The U.S. Air Force is refining its concept for an “arsenal plane” that could haul huge numbers of munitions into combat. Now cargo planes could be in the mix alongside bombers.
The flying branch in November 2019 “is planning experiments and briefing senior leaders on progress toward its arsenal-plane idea,” Air Force Magazine reporter Rachel Cohen wrote.
The Air Force in 2016 first discussed the concept. The “multi-engine” arsenal plane would carry large numbers of “network-enabled, semi-autonomous weapons” and fire them at targets identified by other, more survivable planes such as bombers and stealth fighters, the Air Force explained in a 2016 concept video.
The Pentagon’s secretive Strategic Capabilities Office originated the arsenal-plane concept. The idea “takes one of our oldest aircraft platform[s] and turns it into a flying launchpad for all sorts of different conventional payloads,” Ash Carter, then the defense secretary, said in 2016. “In practice, the arsenal plane will function as a very large airborne magazine, [and] network to fifth-generation aircraft that act as forward sensor and targeting nodes.”
In a parallel effort, the Pentagon also is developing new, smaller missiles that could increase, severalfold, the weapons loadout of a fighter or arsenal plane.
Many observers assumed the Air Force intended to modify some of its 1960s-vintage B-52 bombers to function as the flying arsenals. The eight-engine B-52 matches the service’s description of an “old,” “multi-engine” aircraft.
The bomber lacks stealth qualities. Even before the advent of the arsenal-plane concept, the Air Force planned for the B-52, during high-end warfare, to perform a supporting role firing long-range munitions. The arsenal-plane idea merely extends the B-52’s existing operating concept and could require minimal modifications to the bomber’s sensors, communications, hardpoints and bomb bay.
But it’s possible the Air Force wants to convert an airlifter for the role, Cohen reported. Air Force Global Strike Command boss Gen. Timothy Ray “indicated mobility platforms could be in the mix,” Cohen wrote.
“You have to go look at those options, if you believe you’ll have access to airlift assets to go do that in a time of crisis,” Ray said. “I’m not mentally there, I don’t see how that comes together.”
“At the end of the day, there’s a little bit of learning going on,” Ray added. “It’s an easy thing to draw, a tougher thing to do.”
But a cargo plane such as a C-17 could require extensive modification before it could launch weapons.
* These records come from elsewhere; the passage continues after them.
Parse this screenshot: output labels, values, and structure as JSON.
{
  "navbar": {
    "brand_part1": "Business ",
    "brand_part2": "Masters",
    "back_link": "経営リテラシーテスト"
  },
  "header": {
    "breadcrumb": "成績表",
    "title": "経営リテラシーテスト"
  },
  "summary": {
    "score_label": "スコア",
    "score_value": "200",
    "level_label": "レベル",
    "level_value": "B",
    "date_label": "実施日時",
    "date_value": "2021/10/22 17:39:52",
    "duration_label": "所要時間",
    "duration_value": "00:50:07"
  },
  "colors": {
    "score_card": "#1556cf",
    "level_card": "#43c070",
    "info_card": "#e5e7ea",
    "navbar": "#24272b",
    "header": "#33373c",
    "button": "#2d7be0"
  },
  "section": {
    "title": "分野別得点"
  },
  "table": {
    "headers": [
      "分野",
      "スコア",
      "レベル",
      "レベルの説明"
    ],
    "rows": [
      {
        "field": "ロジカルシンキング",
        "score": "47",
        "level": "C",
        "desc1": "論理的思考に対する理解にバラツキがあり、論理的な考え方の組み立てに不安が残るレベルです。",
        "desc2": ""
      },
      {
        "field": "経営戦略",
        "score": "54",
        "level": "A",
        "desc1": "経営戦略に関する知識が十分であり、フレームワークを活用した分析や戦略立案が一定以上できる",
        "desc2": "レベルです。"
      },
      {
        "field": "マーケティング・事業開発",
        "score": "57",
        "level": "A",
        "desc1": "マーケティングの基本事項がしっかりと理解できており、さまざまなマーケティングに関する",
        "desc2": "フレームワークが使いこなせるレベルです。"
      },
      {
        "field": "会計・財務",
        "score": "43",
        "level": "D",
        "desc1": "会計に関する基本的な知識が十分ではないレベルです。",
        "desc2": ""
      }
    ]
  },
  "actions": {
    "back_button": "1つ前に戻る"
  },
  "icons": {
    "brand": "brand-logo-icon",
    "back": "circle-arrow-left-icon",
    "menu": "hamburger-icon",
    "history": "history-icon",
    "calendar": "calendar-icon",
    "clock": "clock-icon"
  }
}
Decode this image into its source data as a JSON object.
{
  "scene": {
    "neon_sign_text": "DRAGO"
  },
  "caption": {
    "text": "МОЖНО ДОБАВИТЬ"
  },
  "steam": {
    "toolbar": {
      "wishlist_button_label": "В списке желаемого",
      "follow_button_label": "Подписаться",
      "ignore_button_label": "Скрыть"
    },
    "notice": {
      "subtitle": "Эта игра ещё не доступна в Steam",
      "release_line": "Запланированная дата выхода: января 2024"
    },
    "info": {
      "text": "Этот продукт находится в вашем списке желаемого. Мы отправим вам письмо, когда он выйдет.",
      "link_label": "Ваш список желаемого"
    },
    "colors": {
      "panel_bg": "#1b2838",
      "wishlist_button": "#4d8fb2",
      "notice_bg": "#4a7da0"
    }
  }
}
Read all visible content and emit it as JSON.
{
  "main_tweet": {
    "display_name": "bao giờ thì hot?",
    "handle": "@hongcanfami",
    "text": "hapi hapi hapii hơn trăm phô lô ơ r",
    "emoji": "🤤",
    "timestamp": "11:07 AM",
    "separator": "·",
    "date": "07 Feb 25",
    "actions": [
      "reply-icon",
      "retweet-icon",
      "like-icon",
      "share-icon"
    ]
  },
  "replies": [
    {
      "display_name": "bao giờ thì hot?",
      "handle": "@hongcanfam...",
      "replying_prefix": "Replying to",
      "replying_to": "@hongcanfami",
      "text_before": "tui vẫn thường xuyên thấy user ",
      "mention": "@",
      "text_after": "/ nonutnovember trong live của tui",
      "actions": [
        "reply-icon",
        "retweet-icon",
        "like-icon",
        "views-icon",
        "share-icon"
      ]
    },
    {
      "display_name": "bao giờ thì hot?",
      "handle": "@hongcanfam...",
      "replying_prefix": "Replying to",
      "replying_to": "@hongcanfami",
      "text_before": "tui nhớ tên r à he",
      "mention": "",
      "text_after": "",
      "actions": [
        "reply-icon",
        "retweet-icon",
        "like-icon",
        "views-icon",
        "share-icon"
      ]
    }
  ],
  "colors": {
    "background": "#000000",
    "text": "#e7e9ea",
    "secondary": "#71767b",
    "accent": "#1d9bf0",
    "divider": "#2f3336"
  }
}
And as vulnerable as a lumbering B-52 is, a C-17 with its relative dearth of electronic countermeasures is even more vulnerable.
“C-17s will likely be in very high demand during the opening stages of a major conflict accomplishing their primary missions,” Mark Gunzinger, an analyst with the Virginia-based Mitchell Institute for Aerospace Studies, told Cohen. “It wouldn’t make sense to allocate them for strikes instead of using them to deploy forces into a theatre of operations.
Uncertainty aside, there’s a cold logic in the Air Force’s drive to acquire an arsenal plane. To preserve their clean, radar-dodging lines, the service’s F-22 and F-35 stealth fighters typically carry their weapons in small internal bays.
The F-22’s standard loadout is four air-to-air missiles and two 1,000-pound bombs. The F-35 can haul just two air-to-air missiles and two 2,000-pound bombs internally. By contrast, many Russian and Chinese fighters, while not stealthy, routinely carry 10 or more missiles and bombs under their fuselages and wings.
American fighter squadrons could fly into combat with far fewer weapons than their opponents could carry. An arsenal plane, lobbing potentially hundreds of missiles from well behind the aerial front line, could help to close the weapons-gap.
“This is a little unusual and something (almost) entirely new,” Brian Laslie, author of The Air Force Way of War, told The Daily Beast shortly after the Air Force first announced the arsenal-plane concept. “But with too few fighters carrying too few weapons—and rapidly-arming foes—the Pentagon seems willing to risk something unusual and new: slow, decidedly non-stealthy heavy bombers backing up speedy stealthy fighters a fraction their size.”
Only they might not be bombers, after all.